- _Task requirements_: Whenever the word "What" appears in a line of the listing, copy that line.

▼

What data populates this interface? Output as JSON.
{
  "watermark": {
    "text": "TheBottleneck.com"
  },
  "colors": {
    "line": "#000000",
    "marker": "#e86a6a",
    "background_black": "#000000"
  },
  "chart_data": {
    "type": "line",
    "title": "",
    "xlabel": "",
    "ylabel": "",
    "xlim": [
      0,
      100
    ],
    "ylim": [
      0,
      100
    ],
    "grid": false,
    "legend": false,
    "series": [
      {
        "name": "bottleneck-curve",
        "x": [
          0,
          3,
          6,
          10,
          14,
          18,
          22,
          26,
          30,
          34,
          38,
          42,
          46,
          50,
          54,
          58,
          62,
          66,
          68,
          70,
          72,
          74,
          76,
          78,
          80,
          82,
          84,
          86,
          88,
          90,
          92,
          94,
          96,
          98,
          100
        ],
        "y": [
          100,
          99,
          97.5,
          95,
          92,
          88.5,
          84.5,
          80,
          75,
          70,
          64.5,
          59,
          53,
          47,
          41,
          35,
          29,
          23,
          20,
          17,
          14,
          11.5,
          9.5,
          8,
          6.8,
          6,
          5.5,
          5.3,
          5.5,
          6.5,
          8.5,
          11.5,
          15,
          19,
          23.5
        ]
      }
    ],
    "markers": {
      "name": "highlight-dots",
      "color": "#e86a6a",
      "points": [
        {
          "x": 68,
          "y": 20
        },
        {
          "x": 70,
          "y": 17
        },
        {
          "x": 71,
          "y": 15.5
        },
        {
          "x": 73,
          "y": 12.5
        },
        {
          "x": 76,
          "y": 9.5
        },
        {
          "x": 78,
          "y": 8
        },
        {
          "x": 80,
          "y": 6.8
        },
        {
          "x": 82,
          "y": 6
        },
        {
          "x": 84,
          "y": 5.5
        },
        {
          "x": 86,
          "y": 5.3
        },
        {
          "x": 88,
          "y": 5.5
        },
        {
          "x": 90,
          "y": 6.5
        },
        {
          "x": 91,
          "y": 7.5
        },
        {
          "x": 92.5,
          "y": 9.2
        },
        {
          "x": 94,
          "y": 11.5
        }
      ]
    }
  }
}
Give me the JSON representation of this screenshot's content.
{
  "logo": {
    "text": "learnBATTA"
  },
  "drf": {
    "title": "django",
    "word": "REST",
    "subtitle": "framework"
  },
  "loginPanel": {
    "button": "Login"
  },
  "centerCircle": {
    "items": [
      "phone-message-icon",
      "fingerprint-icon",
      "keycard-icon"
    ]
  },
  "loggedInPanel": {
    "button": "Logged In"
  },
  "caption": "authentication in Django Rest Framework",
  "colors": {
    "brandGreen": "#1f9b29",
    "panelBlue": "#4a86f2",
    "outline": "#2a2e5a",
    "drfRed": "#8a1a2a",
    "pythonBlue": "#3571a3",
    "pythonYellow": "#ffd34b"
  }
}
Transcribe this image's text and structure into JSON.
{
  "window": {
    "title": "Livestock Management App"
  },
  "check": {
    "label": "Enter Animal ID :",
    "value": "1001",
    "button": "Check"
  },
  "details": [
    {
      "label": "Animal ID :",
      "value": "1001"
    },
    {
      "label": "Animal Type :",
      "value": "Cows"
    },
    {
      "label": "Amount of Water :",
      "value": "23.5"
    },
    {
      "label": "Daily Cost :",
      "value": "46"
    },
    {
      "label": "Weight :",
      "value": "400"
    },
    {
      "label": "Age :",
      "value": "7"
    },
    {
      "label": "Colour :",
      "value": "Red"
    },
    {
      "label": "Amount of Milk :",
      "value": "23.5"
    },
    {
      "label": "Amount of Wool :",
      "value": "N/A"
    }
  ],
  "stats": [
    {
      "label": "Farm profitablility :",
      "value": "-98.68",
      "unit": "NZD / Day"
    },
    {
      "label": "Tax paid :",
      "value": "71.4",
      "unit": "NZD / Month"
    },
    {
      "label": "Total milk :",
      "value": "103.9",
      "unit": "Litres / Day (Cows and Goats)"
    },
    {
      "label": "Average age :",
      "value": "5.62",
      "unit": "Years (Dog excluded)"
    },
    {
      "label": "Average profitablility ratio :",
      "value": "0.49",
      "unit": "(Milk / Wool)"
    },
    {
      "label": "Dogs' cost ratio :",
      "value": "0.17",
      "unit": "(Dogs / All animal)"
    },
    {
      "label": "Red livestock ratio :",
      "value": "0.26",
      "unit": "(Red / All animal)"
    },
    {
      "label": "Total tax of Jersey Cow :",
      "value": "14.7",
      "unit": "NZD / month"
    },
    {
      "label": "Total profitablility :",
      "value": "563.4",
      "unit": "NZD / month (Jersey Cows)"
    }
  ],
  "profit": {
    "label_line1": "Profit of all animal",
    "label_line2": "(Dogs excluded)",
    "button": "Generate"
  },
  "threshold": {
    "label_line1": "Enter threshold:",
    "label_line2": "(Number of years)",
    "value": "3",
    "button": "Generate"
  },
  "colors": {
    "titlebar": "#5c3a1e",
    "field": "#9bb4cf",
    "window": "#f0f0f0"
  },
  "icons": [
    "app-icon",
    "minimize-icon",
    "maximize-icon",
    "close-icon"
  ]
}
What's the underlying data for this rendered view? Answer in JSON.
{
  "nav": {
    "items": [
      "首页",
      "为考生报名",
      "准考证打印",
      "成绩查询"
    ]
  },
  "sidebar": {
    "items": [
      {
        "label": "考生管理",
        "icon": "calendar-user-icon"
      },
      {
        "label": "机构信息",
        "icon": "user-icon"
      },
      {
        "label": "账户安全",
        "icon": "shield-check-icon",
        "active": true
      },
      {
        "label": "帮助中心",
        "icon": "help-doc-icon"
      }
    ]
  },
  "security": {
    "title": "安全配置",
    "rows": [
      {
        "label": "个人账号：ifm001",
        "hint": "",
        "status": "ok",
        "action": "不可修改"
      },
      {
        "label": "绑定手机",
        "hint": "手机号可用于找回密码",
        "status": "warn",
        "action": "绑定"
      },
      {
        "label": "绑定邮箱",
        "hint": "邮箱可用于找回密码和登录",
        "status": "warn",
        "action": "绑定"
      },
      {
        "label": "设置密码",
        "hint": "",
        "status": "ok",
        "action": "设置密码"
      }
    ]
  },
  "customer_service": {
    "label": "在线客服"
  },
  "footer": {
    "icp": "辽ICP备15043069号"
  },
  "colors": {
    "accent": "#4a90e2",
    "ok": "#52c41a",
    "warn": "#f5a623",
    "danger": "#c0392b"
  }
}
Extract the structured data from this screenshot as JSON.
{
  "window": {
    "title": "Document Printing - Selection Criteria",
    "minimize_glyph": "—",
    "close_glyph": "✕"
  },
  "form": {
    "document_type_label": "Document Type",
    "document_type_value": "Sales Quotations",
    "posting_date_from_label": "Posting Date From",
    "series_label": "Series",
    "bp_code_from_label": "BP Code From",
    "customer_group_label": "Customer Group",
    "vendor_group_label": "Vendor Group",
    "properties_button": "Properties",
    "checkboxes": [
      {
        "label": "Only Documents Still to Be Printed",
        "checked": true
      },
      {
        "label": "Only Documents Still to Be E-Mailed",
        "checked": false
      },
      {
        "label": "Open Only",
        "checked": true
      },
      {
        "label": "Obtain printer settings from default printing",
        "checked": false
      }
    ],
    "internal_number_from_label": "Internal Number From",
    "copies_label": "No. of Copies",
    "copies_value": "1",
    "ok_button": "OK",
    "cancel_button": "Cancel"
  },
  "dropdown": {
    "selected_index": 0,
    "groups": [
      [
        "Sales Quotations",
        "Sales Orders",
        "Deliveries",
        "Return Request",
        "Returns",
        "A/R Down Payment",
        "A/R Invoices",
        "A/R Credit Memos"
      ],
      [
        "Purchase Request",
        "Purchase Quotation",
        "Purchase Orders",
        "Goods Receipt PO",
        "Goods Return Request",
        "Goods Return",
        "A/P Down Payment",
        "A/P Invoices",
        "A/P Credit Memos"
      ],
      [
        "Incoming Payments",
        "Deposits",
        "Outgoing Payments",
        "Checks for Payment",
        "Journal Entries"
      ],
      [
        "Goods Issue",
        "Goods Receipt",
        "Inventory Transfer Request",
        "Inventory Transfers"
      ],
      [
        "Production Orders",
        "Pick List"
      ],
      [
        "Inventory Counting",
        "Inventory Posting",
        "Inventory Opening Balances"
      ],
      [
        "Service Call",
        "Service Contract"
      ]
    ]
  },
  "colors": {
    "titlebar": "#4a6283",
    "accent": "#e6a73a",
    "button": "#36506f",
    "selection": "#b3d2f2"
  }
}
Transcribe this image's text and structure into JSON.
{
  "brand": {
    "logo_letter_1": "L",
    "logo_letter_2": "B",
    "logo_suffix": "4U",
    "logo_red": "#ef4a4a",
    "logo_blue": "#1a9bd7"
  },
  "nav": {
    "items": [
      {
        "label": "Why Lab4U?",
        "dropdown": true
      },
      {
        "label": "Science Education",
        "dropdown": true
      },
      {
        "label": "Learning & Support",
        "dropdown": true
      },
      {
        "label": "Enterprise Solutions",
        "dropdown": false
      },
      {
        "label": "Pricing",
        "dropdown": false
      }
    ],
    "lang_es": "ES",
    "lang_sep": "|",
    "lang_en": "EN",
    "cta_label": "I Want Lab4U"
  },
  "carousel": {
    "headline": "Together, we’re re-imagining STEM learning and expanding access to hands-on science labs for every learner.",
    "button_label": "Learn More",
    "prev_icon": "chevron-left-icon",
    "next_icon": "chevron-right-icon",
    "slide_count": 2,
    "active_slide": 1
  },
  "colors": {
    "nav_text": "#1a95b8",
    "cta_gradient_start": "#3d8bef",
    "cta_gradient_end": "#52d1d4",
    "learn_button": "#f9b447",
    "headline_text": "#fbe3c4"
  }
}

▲

- _Written solution_:
What data populates this interface? Output as JSON.
What's the underlying data for this rendered view? Answer in JSON.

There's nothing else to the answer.